by Roberto Spazzali
The fight against fascism in Venezia Giulia had a completely different development compared to the rest of Italy. Given that the region was divided into two occupation zones - one under anglo-American influence, the other under Yugoslav influence - a double “cleansing” operation was carried out between 1945 and 1948. In the A Zone (Trieste, Gorizia and Pula) it aimed at restoring democracy and national reconciliation. In the B Zone the goal was the transformation of the social and political roles in preparation for the future annexation to Yugoslavia. In Venezia Giulia the civil and military authorities decided to act independently and followed their own evaluation methods of the possible criminal acts. Fascism, persecutions of Slavic populations, racial laws, the war of aggression, Istrian massacres in the autumn of 1943, nazi deportations during the twenty-month-occupation, massacres by the Yugoslav forces in May and June of 1945, all this had to be analyzed along with another painful chapter dealing with the behaviour patterns of an entire society belonging to a border region, where national, political and social tension in the post-war period could not be undervalued or simplified. And yet everything was simplified and presented as an inevitable phase in the transition to a post war period. The priorities in the A zone were the necessity to restore the rule of law and to erase rapidly any trace of fascism. In fact, only few sanctions were passed, because the main focus was not on the regime itself, but rather on its political actions, like racial laws or the civil war. In the B Zone the “Poteri Popolari” (People’s Powers) movement seized the opportunity presented by the “cleansing operations” to justify the massacres of May 1945 and to remove the Italian ruling class in Istria from their posts, thus conditioning the future leadership of the region - although each area set their own criteria. Furthermore, the Communist party of the Julian region started thinking of a radical action against the fascist legacy, provided that the Free Territory of Trieste would become a reality. However, the working class of Trieste did not support the plan, which therefore did not go ahead. In this research, based on unpublished documentation - available for the first time for consultation - the Julian society of this crucial period of the 20th century reveals an unexpected perspective. See the appendix of this book or consult our website to get the lists of the outcasts from the A and B Zones.
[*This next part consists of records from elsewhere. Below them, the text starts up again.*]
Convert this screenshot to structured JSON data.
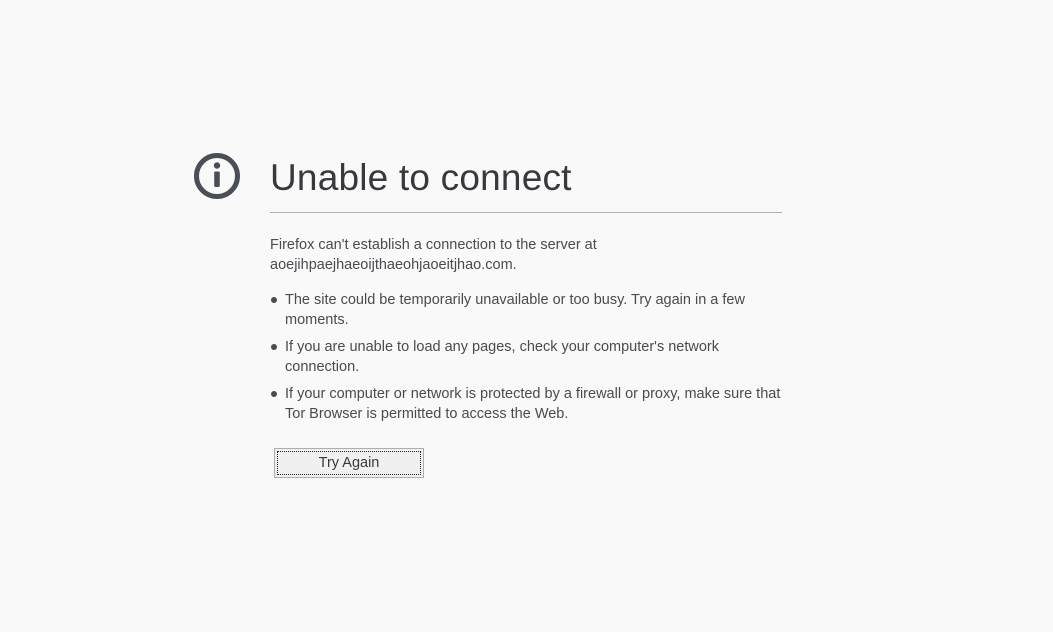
{
  "page": {
    "icon": "info-icon",
    "title": "Unable to connect",
    "description_line1": "Firefox can't establish a connection to the server at",
    "description_host": "aoejihpaejhaeoijthaeohjaoeitjhao.com.",
    "reasons": [
      "The site could be temporarily unavailable or too busy. Try again in a few moments.",
      "If you are unable to load any pages, check your computer's network connection.",
      "If your computer or network is protected by a firewall or proxy, make sure that Tor Browser is permitted to access the Web."
    ],
    "try_again_label": "Try Again"
  },
  "colors": {
    "background": "#f9f9fa",
    "title": "#38383d",
    "text": "#4a4a4f",
    "icon": "#4a4f57",
    "divider": "#b1b1b3"
  }
}
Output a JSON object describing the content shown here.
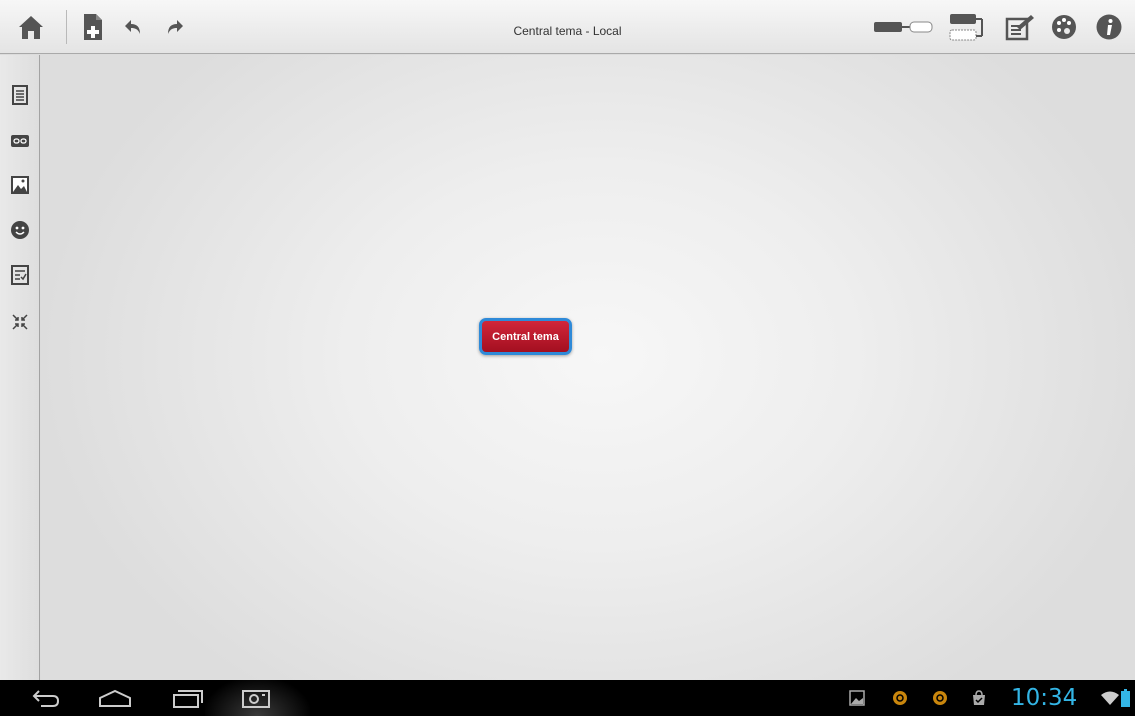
{
  "toolbar": {
    "title": "Central tema - Local",
    "icons": [
      "home-icon",
      "new-file-icon",
      "undo-icon",
      "redo-icon",
      "connect-icon",
      "layout-icon",
      "edit-note-icon",
      "palette-icon",
      "info-icon"
    ]
  },
  "sidebar": {
    "icons": [
      "notes-icon",
      "link-icon",
      "image-icon",
      "emoji-icon",
      "task-icon",
      "collapse-icon"
    ]
  },
  "canvas": {
    "central_node": "Central tema"
  },
  "navbar": {
    "icons": [
      "back-icon",
      "home-icon",
      "recent-apps-icon",
      "screenshot-icon"
    ]
  },
  "status_bar": {
    "time": "10:34",
    "icons": [
      "gallery-notification-icon",
      "app-notification-icon",
      "app-notification-icon",
      "store-notification-icon",
      "wifi-icon",
      "battery-icon"
    ]
  },
  "colors": {
    "node_fill": "#b8182b",
    "node_border": "#2f8ad8",
    "clock": "#33b5e5"
  }
}
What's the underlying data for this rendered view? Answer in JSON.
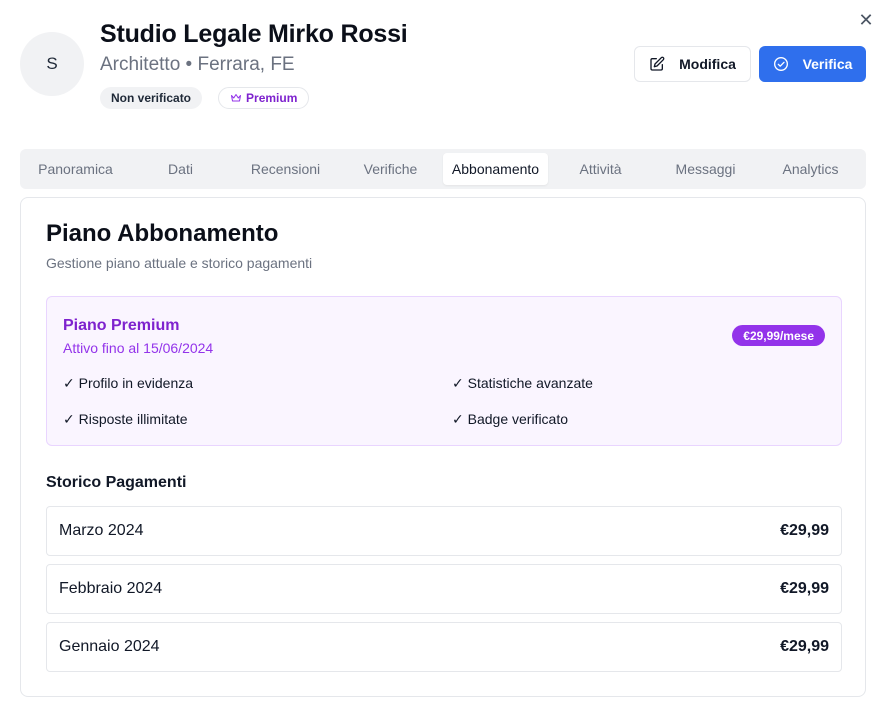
{
  "dialog": {
    "close_icon": "close-icon"
  },
  "profile": {
    "avatar_initial": "S",
    "name": "Studio Legale Mirko Rossi",
    "subtitle": "Architetto • Ferrara, FE",
    "badges": {
      "status": "Non verificato",
      "premium": "Premium",
      "premium_icon": "crown-icon"
    }
  },
  "actions": {
    "edit_label": "Modifica",
    "edit_icon": "edit-icon",
    "verify_label": "Verifica",
    "verify_icon": "check-circle-icon"
  },
  "tabs": [
    {
      "label": "Panoramica",
      "active": false
    },
    {
      "label": "Dati",
      "active": false
    },
    {
      "label": "Recensioni",
      "active": false
    },
    {
      "label": "Verifiche",
      "active": false
    },
    {
      "label": "Abbonamento",
      "active": true
    },
    {
      "label": "Attività",
      "active": false
    },
    {
      "label": "Messaggi",
      "active": false
    },
    {
      "label": "Analytics",
      "active": false
    }
  ],
  "subscription": {
    "title": "Piano Abbonamento",
    "description": "Gestione piano attuale e storico pagamenti",
    "plan": {
      "name": "Piano Premium",
      "active_until": "Attivo fino al 15/06/2024",
      "price": "€29,99/mese",
      "features": [
        "✓ Profilo in evidenza",
        "✓ Statistiche avanzate",
        "✓ Risposte illimitate",
        "✓ Badge verificato"
      ]
    },
    "history_title": "Storico Pagamenti",
    "payments": [
      {
        "month": "Marzo 2024",
        "amount": "€29,99"
      },
      {
        "month": "Febbraio 2024",
        "amount": "€29,99"
      },
      {
        "month": "Gennaio 2024",
        "amount": "€29,99"
      }
    ]
  },
  "colors": {
    "accent": "#2f6fed",
    "premium": "#9333ea",
    "premium_bg": "#faf5ff"
  }
}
Epurazione di Frontiera 1945-48. Le ambigue sanzioni contro il fascismo nella Venezia Giulia.
I.R.C.I. - LEG, Gorizia, 2000
pages 408 ( 14 x 21 cm)